Recorded information START
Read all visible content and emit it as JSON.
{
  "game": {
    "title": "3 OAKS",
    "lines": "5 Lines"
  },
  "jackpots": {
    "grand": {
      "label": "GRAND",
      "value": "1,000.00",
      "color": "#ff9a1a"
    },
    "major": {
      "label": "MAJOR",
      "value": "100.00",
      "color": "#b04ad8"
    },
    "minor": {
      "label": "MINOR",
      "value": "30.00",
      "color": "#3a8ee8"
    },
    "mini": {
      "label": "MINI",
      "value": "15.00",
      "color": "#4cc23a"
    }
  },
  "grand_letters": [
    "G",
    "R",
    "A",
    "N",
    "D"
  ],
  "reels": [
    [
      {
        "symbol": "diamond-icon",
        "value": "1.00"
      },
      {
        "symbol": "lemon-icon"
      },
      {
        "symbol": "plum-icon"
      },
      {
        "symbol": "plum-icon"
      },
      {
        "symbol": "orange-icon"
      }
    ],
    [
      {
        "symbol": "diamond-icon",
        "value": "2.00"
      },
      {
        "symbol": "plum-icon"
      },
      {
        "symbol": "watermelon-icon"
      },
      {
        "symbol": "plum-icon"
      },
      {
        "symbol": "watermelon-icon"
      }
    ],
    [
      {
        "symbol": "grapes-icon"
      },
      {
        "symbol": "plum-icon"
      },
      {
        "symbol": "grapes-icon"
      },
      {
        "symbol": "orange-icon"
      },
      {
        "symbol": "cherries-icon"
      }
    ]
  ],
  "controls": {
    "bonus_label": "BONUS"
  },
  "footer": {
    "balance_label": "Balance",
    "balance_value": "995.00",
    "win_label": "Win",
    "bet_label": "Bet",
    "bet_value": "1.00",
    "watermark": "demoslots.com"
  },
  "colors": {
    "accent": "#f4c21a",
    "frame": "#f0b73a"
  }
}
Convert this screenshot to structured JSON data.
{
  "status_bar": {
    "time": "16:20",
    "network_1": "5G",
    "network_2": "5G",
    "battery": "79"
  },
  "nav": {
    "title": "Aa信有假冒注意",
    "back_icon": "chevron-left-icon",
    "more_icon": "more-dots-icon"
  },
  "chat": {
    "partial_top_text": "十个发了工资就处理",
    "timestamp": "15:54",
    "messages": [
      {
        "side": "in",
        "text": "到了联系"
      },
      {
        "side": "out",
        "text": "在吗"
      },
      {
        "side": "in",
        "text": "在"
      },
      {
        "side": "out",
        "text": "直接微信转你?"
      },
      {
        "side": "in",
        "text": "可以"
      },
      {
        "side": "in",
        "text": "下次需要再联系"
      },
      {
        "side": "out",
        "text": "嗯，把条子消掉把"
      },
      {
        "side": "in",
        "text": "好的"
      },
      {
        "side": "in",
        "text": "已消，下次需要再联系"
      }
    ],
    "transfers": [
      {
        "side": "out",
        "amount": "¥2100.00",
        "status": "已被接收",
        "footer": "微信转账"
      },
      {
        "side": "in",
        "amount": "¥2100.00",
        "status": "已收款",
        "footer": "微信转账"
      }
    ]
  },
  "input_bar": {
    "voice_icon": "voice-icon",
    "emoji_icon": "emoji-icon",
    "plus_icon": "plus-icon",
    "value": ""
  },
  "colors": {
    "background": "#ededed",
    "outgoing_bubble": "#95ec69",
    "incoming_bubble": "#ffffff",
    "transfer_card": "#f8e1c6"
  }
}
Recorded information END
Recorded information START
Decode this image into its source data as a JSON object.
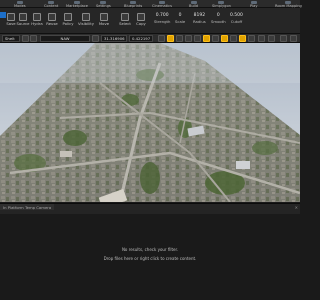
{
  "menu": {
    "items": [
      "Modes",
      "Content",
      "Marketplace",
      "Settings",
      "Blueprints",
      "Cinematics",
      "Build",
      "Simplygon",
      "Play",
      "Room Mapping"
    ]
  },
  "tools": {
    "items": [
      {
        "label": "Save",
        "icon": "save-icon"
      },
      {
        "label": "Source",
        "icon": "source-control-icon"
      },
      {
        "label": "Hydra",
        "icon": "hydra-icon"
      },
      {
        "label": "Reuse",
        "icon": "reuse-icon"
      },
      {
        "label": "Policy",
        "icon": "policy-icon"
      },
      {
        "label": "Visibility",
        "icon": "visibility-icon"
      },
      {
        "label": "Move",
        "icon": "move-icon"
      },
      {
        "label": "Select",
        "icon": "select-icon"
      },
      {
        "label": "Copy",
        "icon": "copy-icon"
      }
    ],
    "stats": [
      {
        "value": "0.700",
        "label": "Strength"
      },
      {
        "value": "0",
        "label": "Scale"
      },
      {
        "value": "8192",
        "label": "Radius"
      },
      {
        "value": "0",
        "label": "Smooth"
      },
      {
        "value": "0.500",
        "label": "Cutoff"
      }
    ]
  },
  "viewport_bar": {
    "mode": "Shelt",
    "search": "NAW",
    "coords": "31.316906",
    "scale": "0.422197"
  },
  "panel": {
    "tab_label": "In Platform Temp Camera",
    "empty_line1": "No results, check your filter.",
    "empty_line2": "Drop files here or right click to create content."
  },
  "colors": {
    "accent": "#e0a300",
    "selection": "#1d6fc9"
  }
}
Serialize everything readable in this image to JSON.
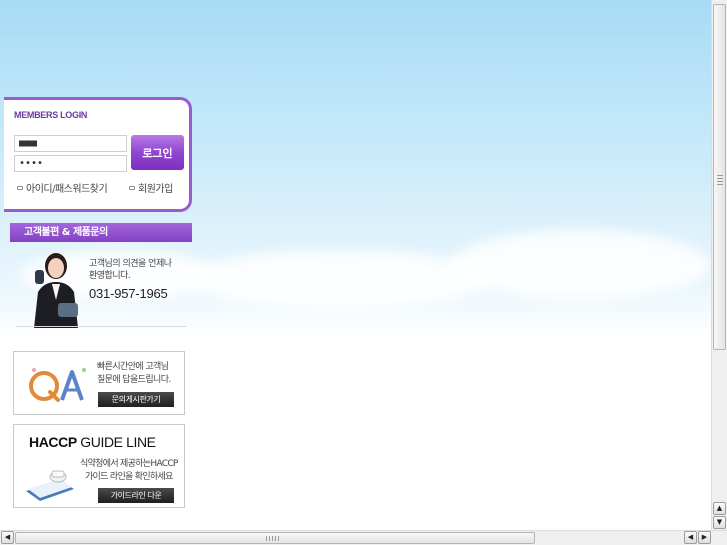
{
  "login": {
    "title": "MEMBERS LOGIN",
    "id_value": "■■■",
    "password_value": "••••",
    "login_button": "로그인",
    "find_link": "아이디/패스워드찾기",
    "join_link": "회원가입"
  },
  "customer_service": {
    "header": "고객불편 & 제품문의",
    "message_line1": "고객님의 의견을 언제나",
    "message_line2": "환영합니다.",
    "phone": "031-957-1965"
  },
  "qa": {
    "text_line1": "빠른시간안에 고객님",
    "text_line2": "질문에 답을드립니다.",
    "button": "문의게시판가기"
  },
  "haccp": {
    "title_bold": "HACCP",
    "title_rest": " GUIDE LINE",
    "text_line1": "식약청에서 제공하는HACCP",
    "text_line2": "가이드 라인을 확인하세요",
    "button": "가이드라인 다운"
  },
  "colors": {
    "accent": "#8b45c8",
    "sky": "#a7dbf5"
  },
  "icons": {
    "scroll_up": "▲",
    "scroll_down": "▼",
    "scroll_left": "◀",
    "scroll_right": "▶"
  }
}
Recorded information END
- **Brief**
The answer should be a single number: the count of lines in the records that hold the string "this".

- **Response area**
3